But if this current rate of play continues, and at this point there is really nothing to suggest that their defensive improvements won’t continue to trend upwards (although there will certainly be games where this is not the case), the Wolves will almost certainly finish the season with defensive rating in the top-20 in the league, which would be an admirable improvement in Thibodeau’s first season.
Notes from December 13th onward:
-Zach LaVine and Andrew Wiggins have been relatively stagnant in their offensive statistics throughout the season, although LaVine has had a recent downward trend. For Wiggins in particular, even though a lot of his numbers have not improved, his relative consistency is important for a player with his offensive burden.
- Gorgui Dieng, of course, is the consistency master
-Rubio has dramatic monthly splits while Towns is slowly getting even better
- Rubio in November - 7.0 ppg, 6.4 assists per game, -7.5 rating.
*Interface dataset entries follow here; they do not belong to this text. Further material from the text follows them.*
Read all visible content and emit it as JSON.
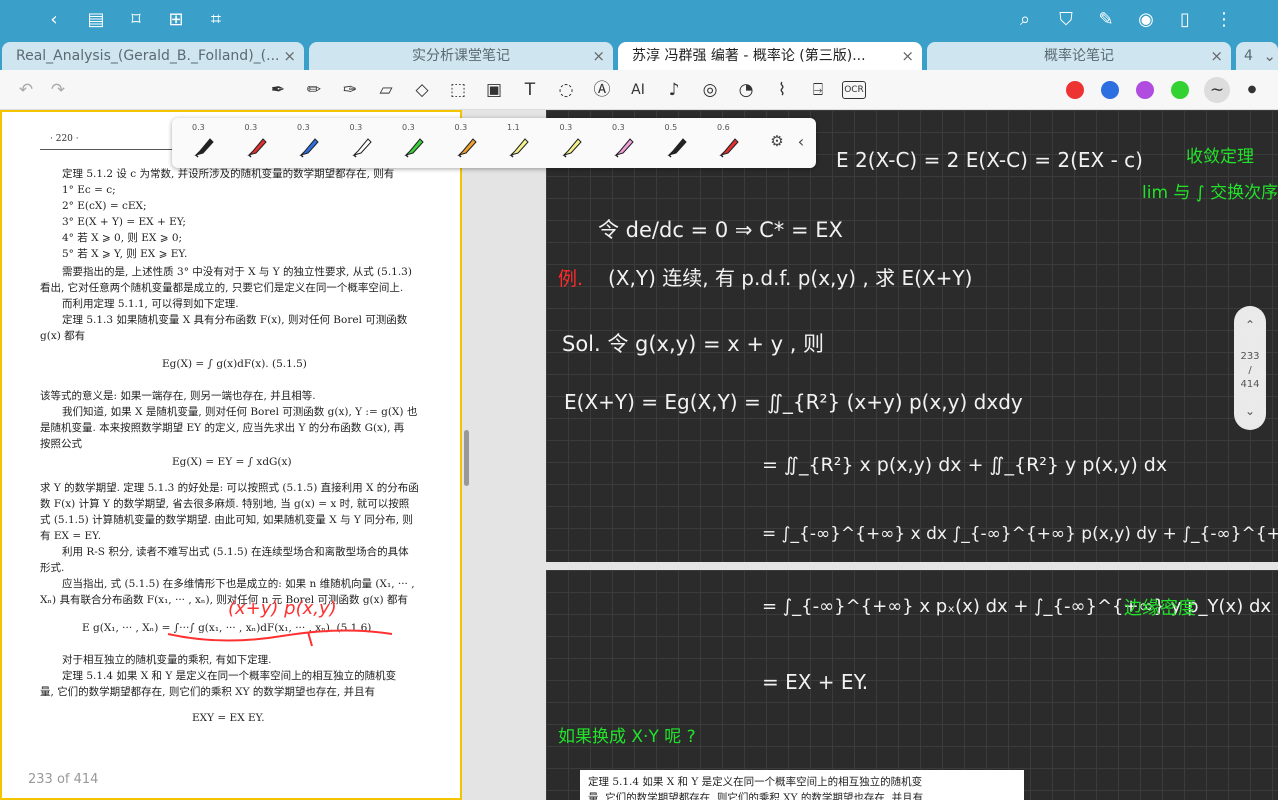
{
  "tabs": [
    {
      "label": "Real_Analysis_(Gerald_B._Folland)_(...",
      "close": "×"
    },
    {
      "label": "实分析课堂笔记",
      "close": "×"
    },
    {
      "label": "苏淳 冯群强 编著 - 概率论 (第三版)...",
      "close": "×"
    },
    {
      "label": "概率论笔记",
      "close": "×"
    },
    {
      "label": "4",
      "close": "⌄"
    }
  ],
  "colors": {
    "bar": "#3aa0c9",
    "highlight": "#f2c500",
    "note_bg": "#2b2b2b"
  },
  "pens": [
    {
      "width": "0.3",
      "color": "#222222"
    },
    {
      "width": "0.3",
      "color": "#e03030"
    },
    {
      "width": "0.3",
      "color": "#2d6fe0"
    },
    {
      "width": "0.3",
      "color": "#ffffff"
    },
    {
      "width": "0.3",
      "color": "#3ad13a"
    },
    {
      "width": "0.3",
      "color": "#f0a030"
    },
    {
      "width": "1.1",
      "color": "#f5f28a"
    },
    {
      "width": "0.3",
      "color": "#f5f28a"
    },
    {
      "width": "0.3",
      "color": "#f0a0d8"
    },
    {
      "width": "0.5",
      "color": "#222222"
    },
    {
      "width": "0.6",
      "color": "#e03030"
    }
  ],
  "swatches": [
    "#ee3333",
    "#2d6fe0",
    "#b04ce0",
    "#33d233"
  ],
  "pdf": {
    "page_header": "· 220 ·",
    "lines": [
      "定理 5.1.2   设 c 为常数, 并设所涉及的随机变量的数学期望都存在, 则有",
      "1°  Ec = c;",
      "2°  E(cX) = cEX;",
      "3°  E(X + Y) = EX + EY;",
      "4°  若 X ⩾ 0, 则 EX ⩾ 0;",
      "5°  若 X ⩾ Y, 则 EX ⩾ EY.",
      "需要指出的是, 上述性质 3° 中没有对于 X 与 Y 的独立性要求, 从式 (5.1.3)",
      "看出, 它对任意两个随机变量都是成立的, 只要它们是定义在同一个概率空间上.",
      "而利用定理 5.1.1, 可以得到如下定理.",
      "定理 5.1.3   如果随机变量 X 具有分布函数 F(x), 则对任何 Borel 可测函数",
      "g(x) 都有",
      "Eg(X) = ∫ g(x)dF(x).                                    (5.1.5)",
      "该等式的意义是: 如果一端存在, 则另一端也存在, 并且相等.",
      "我们知道, 如果 X 是随机变量, 则对任何 Borel 可测函数 g(x), Y := g(X) 也",
      "是随机变量. 本来按照数学期望 EY 的定义, 应当先求出 Y 的分布函数 G(x), 再",
      "按照公式",
      "Eg(X) = EY = ∫ xdG(x)",
      "求 Y 的数学期望. 定理 5.1.3 的好处是: 可以按照式 (5.1.5) 直接利用 X 的分布函",
      "数 F(x) 计算 Y 的数学期望, 省去很多麻烦. 特别地, 当 g(x) = x 时, 就可以按照",
      "式 (5.1.5) 计算随机变量的数学期望. 由此可知, 如果随机变量 X 与 Y 同分布, 则",
      "有 EX = EY.",
      "利用 R-S 积分, 读者不难写出式 (5.1.5) 在连续型场合和离散型场合的具体",
      "形式.",
      "应当指出, 式 (5.1.5) 在多维情形下也是成立的: 如果 n 维随机向量 (X₁, ··· ,",
      "Xₙ) 具有联合分布函数 F(x₁, ··· , xₙ), 则对任何 n 元 Borel 可测函数 g(x) 都有",
      "E g(X₁, ··· , Xₙ) = ∫···∫ g(x₁, ··· , xₙ)dF(x₁, ··· , xₙ).       (5.1.6)",
      "对于相互独立的随机变量的乘积, 有如下定理.",
      "定理 5.1.4   如果 X 和 Y 是定义在同一个概率空间上的相互独立的随机变",
      "量, 它们的数学期望都存在, 则它们的乘积 XY 的数学期望也存在, 并且有",
      "EXY = EX EY."
    ],
    "annotation": "(x+y)  p(x,y)",
    "footer": "233 of 414"
  },
  "note1": {
    "partial_top": "E 2(X-C) = 2 E(X-C) = 2(EX - c)",
    "green_1": "收敛定理",
    "green_2": "lim 与 ∫ 交换次序",
    "line_1": "令 de/dc = 0  ⇒  C* = EX",
    "red_label": "例.",
    "line_2": "(X,Y) 连续, 有 p.d.f.   p(x,y) ,  求 E(X+Y)",
    "line_3": "Sol. 令 g(x,y) = x + y ,   则",
    "line_4": "E(X+Y) = Eg(X,Y) = ∬_{R²} (x+y) p(x,y) dxdy",
    "line_5": "= ∬_{R²} x p(x,y) dx  +  ∬_{R²} y p(x,y) dx",
    "line_6": "= ∫_{-∞}^{+∞} x dx ∫_{-∞}^{+∞} p(x,y) dy + ∫_{-∞}^{+∞} y dy ∫_{-∞}^{+∞} p(x,y) dx"
  },
  "note2": {
    "line_1": "= ∫_{-∞}^{+∞} x pₓ(x) dx  +  ∫_{-∞}^{+∞} y p_Y(x) dx",
    "green_1": "边缘密度",
    "line_2": "= EX + EY.",
    "green_2": "如果换成 X·Y 呢 ?",
    "pasted": "定理 5.1.4   如果 X 和 Y 是定义在同一个概率空间上的相互独立的随机变",
    "pasted_2": "量, 它们的数学期望都存在, 则它们的乘积 XY 的数学期望也存在, 并且有"
  },
  "pager": {
    "current": "233",
    "sep": "/",
    "total": "414"
  }
}
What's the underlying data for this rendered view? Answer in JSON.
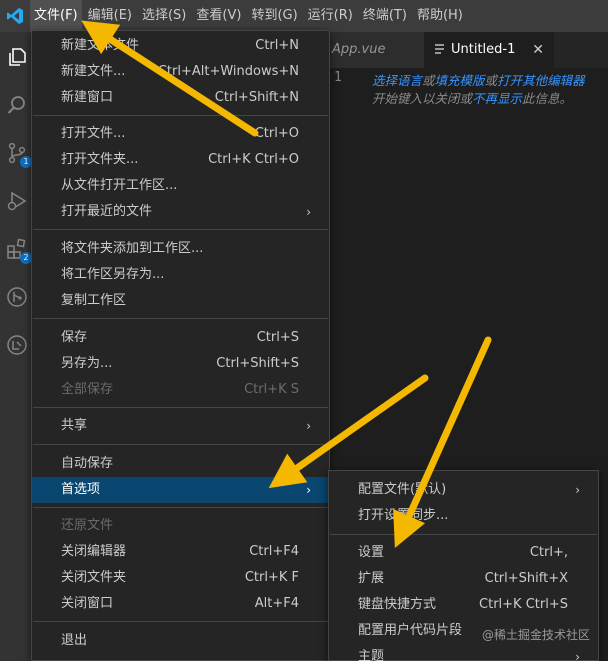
{
  "menubar": {
    "items": [
      "文件(F)",
      "编辑(E)",
      "选择(S)",
      "查看(V)",
      "转到(G)",
      "运行(R)",
      "终端(T)",
      "帮助(H)"
    ],
    "active_index": 0
  },
  "activitybar": {
    "icons": [
      "explorer-icon",
      "search-icon",
      "source-control-icon",
      "run-debug-icon",
      "extensions-icon",
      "git-graph-icon",
      "remote-icon"
    ],
    "badges": {
      "source_control": "1",
      "extensions": "2"
    }
  },
  "tabs": [
    {
      "label": "App.vue"
    },
    {
      "label": "Untitled-1",
      "close": "✕"
    }
  ],
  "editor": {
    "line_number": "1",
    "hint_line1": [
      {
        "text": "选择语言",
        "link": true
      },
      {
        "text": "或",
        "link": false
      },
      {
        "text": "填充模版",
        "link": true
      },
      {
        "text": "或",
        "link": false
      },
      {
        "text": "打开其他编辑器",
        "link": true
      }
    ],
    "hint_line2": [
      {
        "text": "开始键入以关闭或",
        "link": false
      },
      {
        "text": "不再显示",
        "link": true
      },
      {
        "text": "此信息。",
        "link": false
      }
    ]
  },
  "file_menu": {
    "items": [
      {
        "label": "新建文本文件",
        "shortcut": "Ctrl+N"
      },
      {
        "label": "新建文件...",
        "shortcut": "Ctrl+Alt+Windows+N"
      },
      {
        "label": "新建窗口",
        "shortcut": "Ctrl+Shift+N"
      },
      {
        "label": "打开文件...",
        "shortcut": "Ctrl+O"
      },
      {
        "label": "打开文件夹...",
        "shortcut": "Ctrl+K Ctrl+O"
      },
      {
        "label": "从文件打开工作区...",
        "shortcut": ""
      },
      {
        "label": "打开最近的文件",
        "shortcut": "",
        "submenu": true
      },
      {
        "label": "将文件夹添加到工作区...",
        "shortcut": ""
      },
      {
        "label": "将工作区另存为...",
        "shortcut": ""
      },
      {
        "label": "复制工作区",
        "shortcut": ""
      },
      {
        "label": "保存",
        "shortcut": "Ctrl+S"
      },
      {
        "label": "另存为...",
        "shortcut": "Ctrl+Shift+S"
      },
      {
        "label": "全部保存",
        "shortcut": "Ctrl+K S",
        "disabled": true
      },
      {
        "label": "共享",
        "shortcut": "",
        "submenu": true
      },
      {
        "label": "自动保存",
        "shortcut": ""
      },
      {
        "label": "首选项",
        "shortcut": "",
        "submenu": true,
        "selected": true
      },
      {
        "label": "还原文件",
        "shortcut": "",
        "disabled": true
      },
      {
        "label": "关闭编辑器",
        "shortcut": "Ctrl+F4"
      },
      {
        "label": "关闭文件夹",
        "shortcut": "Ctrl+K F"
      },
      {
        "label": "关闭窗口",
        "shortcut": "Alt+F4"
      },
      {
        "label": "退出",
        "shortcut": ""
      }
    ]
  },
  "preferences_menu": {
    "items": [
      {
        "label": "配置文件(默认)",
        "shortcut": "",
        "submenu": true
      },
      {
        "label": "打开设置同步...",
        "shortcut": ""
      },
      {
        "label": "设置",
        "shortcut": "Ctrl+,"
      },
      {
        "label": "扩展",
        "shortcut": "Ctrl+Shift+X"
      },
      {
        "label": "键盘快捷方式",
        "shortcut": "Ctrl+K Ctrl+S"
      },
      {
        "label": "配置用户代码片段",
        "shortcut": ""
      },
      {
        "label": "主题",
        "shortcut": "",
        "submenu": true
      }
    ]
  },
  "watermark": "@稀土掘金技术社区",
  "submenu_arrow": "›",
  "colors": {
    "accent": "#0e70c0",
    "selection": "#094771",
    "link": "#3794ff",
    "annotation_arrow": "#f5b800",
    "logo": "#23a9f2"
  }
}
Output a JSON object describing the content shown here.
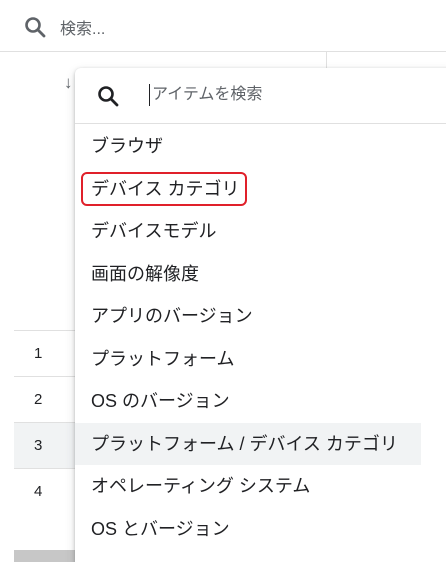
{
  "top_search": {
    "placeholder": "検索...",
    "icon": "search-icon"
  },
  "table": {
    "sort_icon": "arrow-down-icon",
    "rows": [
      {
        "index": "1"
      },
      {
        "index": "2"
      },
      {
        "index": "3"
      },
      {
        "index": "4"
      }
    ]
  },
  "dropdown": {
    "search_placeholder": "アイテムを検索",
    "search_icon": "search-icon",
    "items": [
      {
        "label": "ブラウザ"
      },
      {
        "label": "デバイス カテゴリ"
      },
      {
        "label": "デバイスモデル"
      },
      {
        "label": "画面の解像度"
      },
      {
        "label": "アプリのバージョン"
      },
      {
        "label": "プラットフォーム"
      },
      {
        "label": "OS のバージョン"
      },
      {
        "label": "プラットフォーム / デバイス カテゴリ"
      },
      {
        "label": "オペレーティング システム"
      },
      {
        "label": "OS とバージョン"
      }
    ],
    "highlighted_color": "#e0202a"
  }
}
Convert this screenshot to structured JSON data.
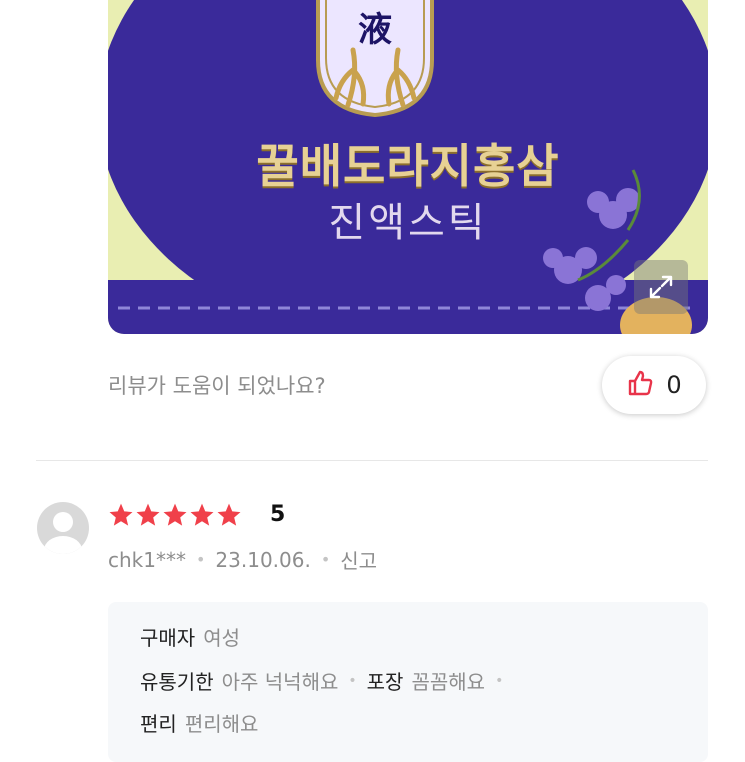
{
  "photo": {
    "emblem_char": "液",
    "product_name_line1": "꿀배도라지홍삼",
    "product_name_line2": "진액스틱"
  },
  "helpful": {
    "question": "리뷰가 도움이 되었나요?",
    "count": "0"
  },
  "review": {
    "rating": "5",
    "stars": 5,
    "username": "chk1***",
    "date": "23.10.06.",
    "report_label": "신고"
  },
  "survey": {
    "rows": [
      [
        {
          "key": "구매자",
          "value": "여성"
        }
      ],
      [
        {
          "key": "유통기한",
          "value": "아주 넉넉해요"
        },
        {
          "key": "포장",
          "value": "꼼꼼해요"
        }
      ],
      [
        {
          "key": "편리",
          "value": "편리해요"
        }
      ]
    ]
  },
  "colors": {
    "star": "#f0404a",
    "like_icon": "#e8344a",
    "box_purple": "#3a2a9a",
    "muted_text": "#8d8d8d"
  },
  "icons": [
    "expand-icon",
    "thumbs-up-icon",
    "star-icon",
    "avatar-icon"
  ]
}
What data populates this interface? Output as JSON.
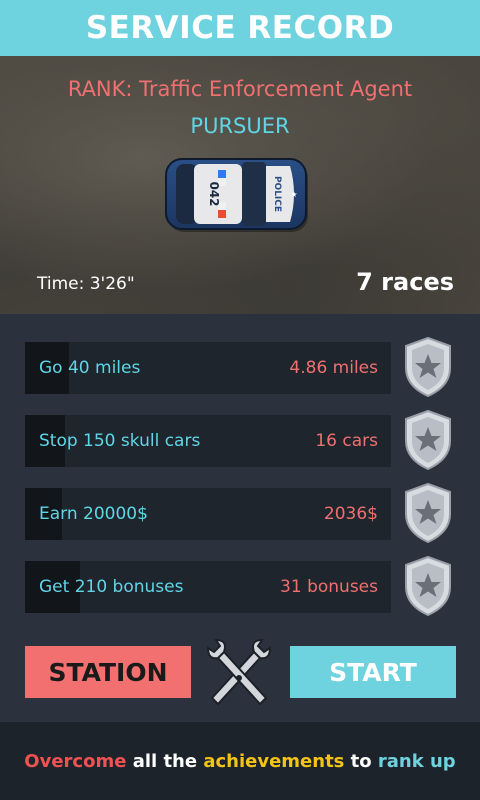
{
  "header": {
    "title": "SERVICE RECORD"
  },
  "hero": {
    "rank": "RANK: Traffic Enforcement Agent",
    "title": "PURSUER",
    "time": "Time: 3'26\"",
    "races": "7 races",
    "car": {
      "number": "042",
      "door_text": "POLICE"
    }
  },
  "achievements": [
    {
      "label": "Go 40 miles",
      "value": "4.86 miles",
      "progress": 0.12,
      "badge": "star-badge-icon"
    },
    {
      "label": "Stop 150 skull cars",
      "value": "16 cars",
      "progress": 0.11,
      "badge": "star-badge-icon"
    },
    {
      "label": "Earn 20000$",
      "value": "2036$",
      "progress": 0.1,
      "badge": "star-badge-icon"
    },
    {
      "label": "Get 210 bonuses",
      "value": "31 bonuses",
      "progress": 0.15,
      "badge": "star-badge-icon"
    }
  ],
  "buttons": {
    "station": "STATION",
    "start": "START"
  },
  "footer": {
    "part1": "Overcome",
    "part2": " all the ",
    "part3": "achievements",
    "part4": " to ",
    "part5": "rank up"
  },
  "colors": {
    "accent_cyan": "#6fd3df",
    "accent_red": "#f37070",
    "accent_yellow": "#f3c318",
    "panel_bg": "#2b323d"
  }
}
- Rubio in January - 9.2 ppg, 9.8 assists per game, -0.1 rating
- Towns in November - 23 ppg, 10.6 rpg, 2.2 apg, - 0.4 rating
- Towns in January - 25.6 ppg, 13.- rpg, 3.5 apg, +0.6 rating
- Shabazz Muhammad is simply on fire in January. He has been averaging 11.5 ppg while shooting 53 percent from the field and 56.7 percent from three.
- If the rest of the bottom of the West was not continuing to win games, it might be time to get excited about the Wolves making a run for the playoffs (although we have benefited from a recent soft schedule).
Of the bottom of the West morass, the Wolves are tied with the Nuggets for the most Pythagorean wins (22) and we have the best SRS (-0.53). The Wolves and the Nuggets rate out significantly higher than the Trailblazers, Kings, and Pelicans. If the Wolves had not had such a disastrous start, we would likely be currently battling it out with the Nuggets for the 8th seed. However, the 3.5 games deficit that we face may be too much to overcome at this point in the season, but at the very least, the Wolves have been trending in the right direction for a month and a half now.